→ **EXERCISE PROMPT**
Present the data once more in exactly its original form.

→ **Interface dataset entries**
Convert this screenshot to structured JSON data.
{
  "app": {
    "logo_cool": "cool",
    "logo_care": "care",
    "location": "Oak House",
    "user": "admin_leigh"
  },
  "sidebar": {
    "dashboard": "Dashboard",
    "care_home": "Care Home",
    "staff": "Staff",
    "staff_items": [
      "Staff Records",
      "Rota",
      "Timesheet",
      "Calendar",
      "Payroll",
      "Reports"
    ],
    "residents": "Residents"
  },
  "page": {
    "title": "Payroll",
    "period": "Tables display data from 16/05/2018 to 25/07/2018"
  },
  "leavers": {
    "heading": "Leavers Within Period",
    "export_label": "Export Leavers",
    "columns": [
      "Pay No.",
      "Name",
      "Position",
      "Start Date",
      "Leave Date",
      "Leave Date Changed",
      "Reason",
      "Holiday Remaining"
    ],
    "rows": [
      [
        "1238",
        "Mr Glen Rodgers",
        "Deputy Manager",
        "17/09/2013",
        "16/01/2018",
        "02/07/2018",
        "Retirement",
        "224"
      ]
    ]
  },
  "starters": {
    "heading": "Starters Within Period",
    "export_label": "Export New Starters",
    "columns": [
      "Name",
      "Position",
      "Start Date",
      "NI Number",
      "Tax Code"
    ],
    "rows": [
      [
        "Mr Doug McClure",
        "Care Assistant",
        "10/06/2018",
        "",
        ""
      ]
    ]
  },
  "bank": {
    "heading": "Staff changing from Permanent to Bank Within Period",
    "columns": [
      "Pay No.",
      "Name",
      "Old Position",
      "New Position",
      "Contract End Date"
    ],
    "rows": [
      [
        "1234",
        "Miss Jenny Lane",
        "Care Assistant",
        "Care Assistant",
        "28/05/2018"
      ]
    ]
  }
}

→ **EXERCISE ANSWER**
Convert this screenshot to structured JSON data.
{
  "app": {
    "logo_cool": "cool",
    "logo_care": "care",
    "location": "Oak House",
    "user": "admin_leigh"
  },
  "sidebar": {
    "dashboard": "Dashboard",
    "care_home": "Care Home",
    "staff": "Staff",
    "staff_items": [
      "Staff Records",
      "Rota",
      "Timesheet",
      "Calendar",
      "Payroll",
      "Reports"
    ],
    "residents": "Residents"
  },
  "page": {
    "title": "Payroll",
    "period": "Tables display data from 16/05/2018 to 25/07/2018"
  },
  "leavers": {
    "heading": "Leavers Within Period",
    "export_label": "Export Leavers",
    "columns": [
      "Pay No.",
      "Name",
      "Position",
      "Start Date",
      "Leave Date",
      "Leave Date Changed",
      "Reason",
      "Holiday Remaining"
    ],
    "rows": [
      [
        "1238",
        "Mr Glen Rodgers",
        "Deputy Manager",
        "17/09/2013",
        "16/01/2018",
        "02/07/2018",
        "Retirement",
        "224"
      ]
    ]
  },
  "starters": {
    "heading": "Starters Within Period",
    "export_label": "Export New Starters",
    "columns": [
      "Name",
      "Position",
      "Start Date",
      "NI Number",
      "Tax Code"
    ],
    "rows": [
      [
        "Mr Doug McClure",
        "Care Assistant",
        "10/06/2018",
        "",
        ""
      ]
    ]
  },
  "bank": {
    "heading": "Staff changing from Permanent to Bank Within Period",
    "columns": [
      "Pay No.",
      "Name",
      "Old Position",
      "New Position",
      "Contract End Date"
    ],
    "rows": [
      [
        "1234",
        "Miss Jenny Lane",
        "Care Assistant",
        "Care Assistant",
        "28/05/2018"
      ]
    ]
  }
}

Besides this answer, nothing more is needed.